**Exercise brief**: Could you find every line in the records below that contains the word "icon" and copy it?

**Recorded information**:
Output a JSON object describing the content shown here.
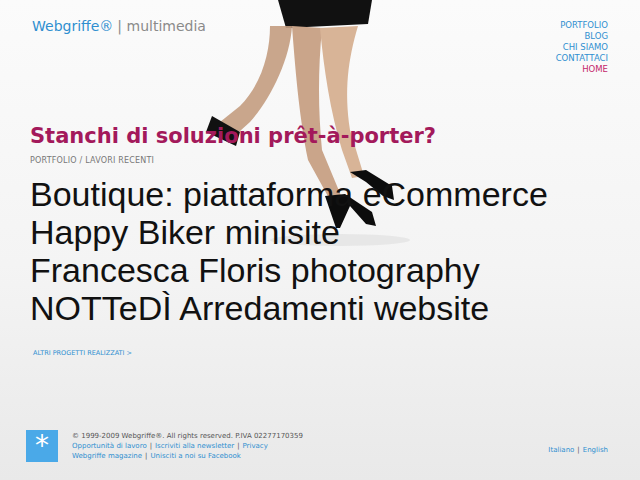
{
  "logo": {
    "brand": "Webgriffe®",
    "sub": "| multimedia"
  },
  "nav": [
    {
      "label": "PORTFOLIO",
      "selected": false
    },
    {
      "label": "BLOG",
      "selected": false
    },
    {
      "label": "CHI SIAMO",
      "selected": false
    },
    {
      "label": "CONTATTACI",
      "selected": false
    },
    {
      "label": "HOME",
      "selected": true
    }
  ],
  "headline": "Stanchi di soluzioni prêt-à-porter?",
  "breadcrumb": "PORTFOLIO / LAVORI RECENTI",
  "projects": [
    "Boutique: piattaforma eCommerce",
    "Happy Biker minisite",
    "Francesca Floris photography",
    "NOTTeDÌ Arredamenti website"
  ],
  "more_link": "ALTRI PROGETTI REALIZZATI >",
  "footer": {
    "icon": "*",
    "copyright": "© 1999-2009 Webgriffe®. All rights reserved. P.IVA 02277170359",
    "separator": "|",
    "links": [
      [
        "Opportunità di lavoro",
        "Iscriviti alla newsletter",
        "Privacy"
      ],
      [
        "Webgriffe magazine",
        "Unisciti a noi su Facebook"
      ]
    ]
  },
  "languages": [
    "Italiano",
    "English"
  ]
}
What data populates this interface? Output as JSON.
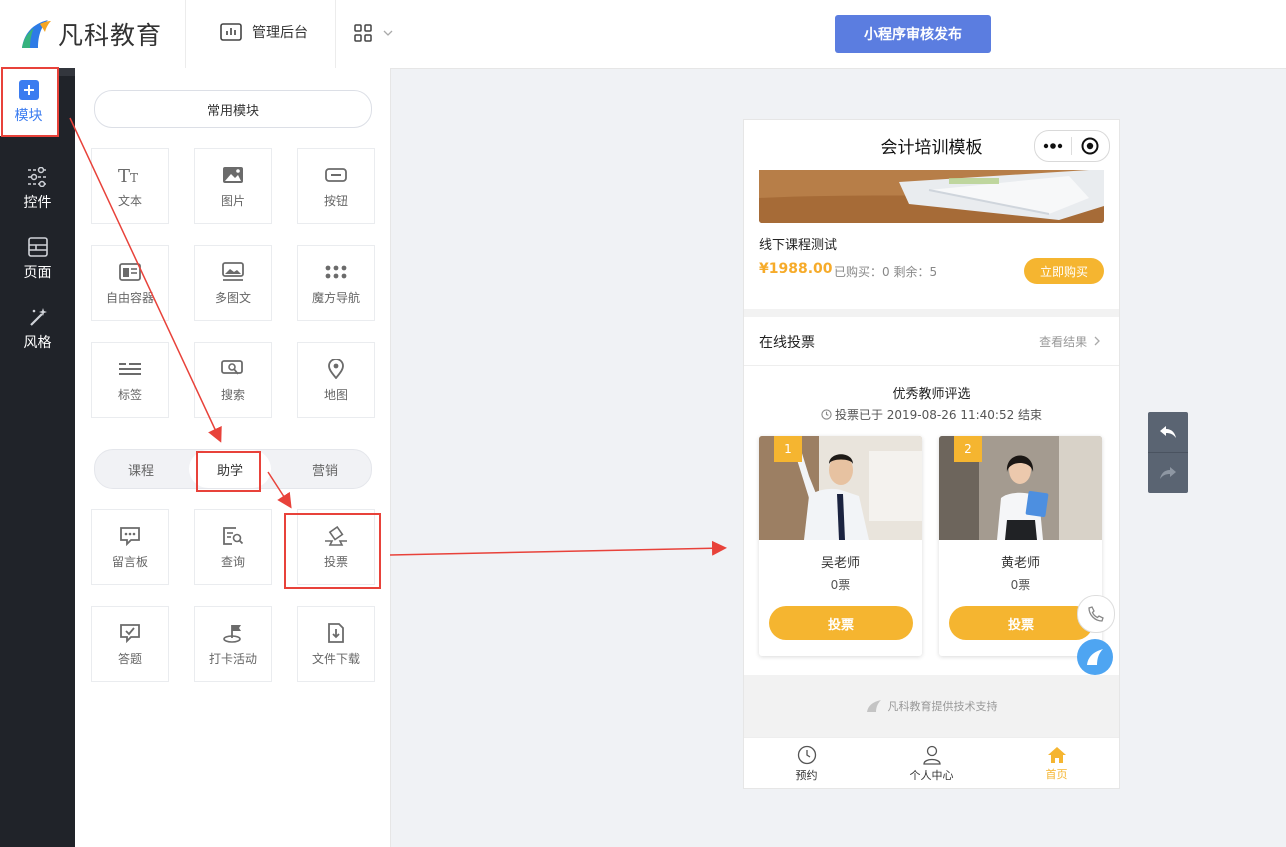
{
  "header": {
    "logo_text": "凡科教育",
    "admin_label": "管理后台",
    "publish_label": "小程序审核发布"
  },
  "sidenav": {
    "items": [
      {
        "label": "模块",
        "icon": "plus-square-icon"
      },
      {
        "label": "控件",
        "icon": "sliders-icon"
      },
      {
        "label": "页面",
        "icon": "page-icon"
      },
      {
        "label": "风格",
        "icon": "magic-wand-icon"
      }
    ]
  },
  "panel": {
    "common_title": "常用模块",
    "common_modules": [
      "文本",
      "图片",
      "按钮",
      "自由容器",
      "多图文",
      "魔方导航",
      "标签",
      "搜索",
      "地图"
    ],
    "tabs": [
      "课程",
      "助学",
      "营销"
    ],
    "active_tab": "助学",
    "study_modules": [
      "留言板",
      "查询",
      "投票",
      "答题",
      "打卡活动",
      "文件下载"
    ]
  },
  "preview": {
    "title": "会计培训模板",
    "course": {
      "title": "线下课程测试",
      "price": "¥1988.00",
      "sales": "已购买：0 剩余：5",
      "buy_label": "立即购买"
    },
    "vote": {
      "section_title": "在线投票",
      "result_link": "查看结果",
      "name": "优秀教师评选",
      "time": "投票已于 2019-08-26 11:40:52 结束",
      "candidates": [
        {
          "rank": "1",
          "name": "吴老师",
          "count": "0票",
          "button": "投票"
        },
        {
          "rank": "2",
          "name": "黄老师",
          "count": "0票",
          "button": "投票"
        }
      ]
    },
    "support": "凡科教育提供技术支持",
    "tabbar": [
      {
        "label": "预约",
        "icon": "clock-icon"
      },
      {
        "label": "个人中心",
        "icon": "user-icon"
      },
      {
        "label": "首页",
        "icon": "home-icon",
        "active": true
      }
    ]
  },
  "colors": {
    "accent": "#5b7de0",
    "orange": "#f5b530",
    "annotation_red": "#e8423a",
    "sidebar": "#202329"
  }
}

**Output**:
    "icon": "*",
        "icon": "plus-square-icon"
        "icon": "sliders-icon"
        "icon": "page-icon"
        "icon": "magic-wand-icon"
        "icon": "clock-icon"
        "icon": "user-icon"
        "icon": "home-icon",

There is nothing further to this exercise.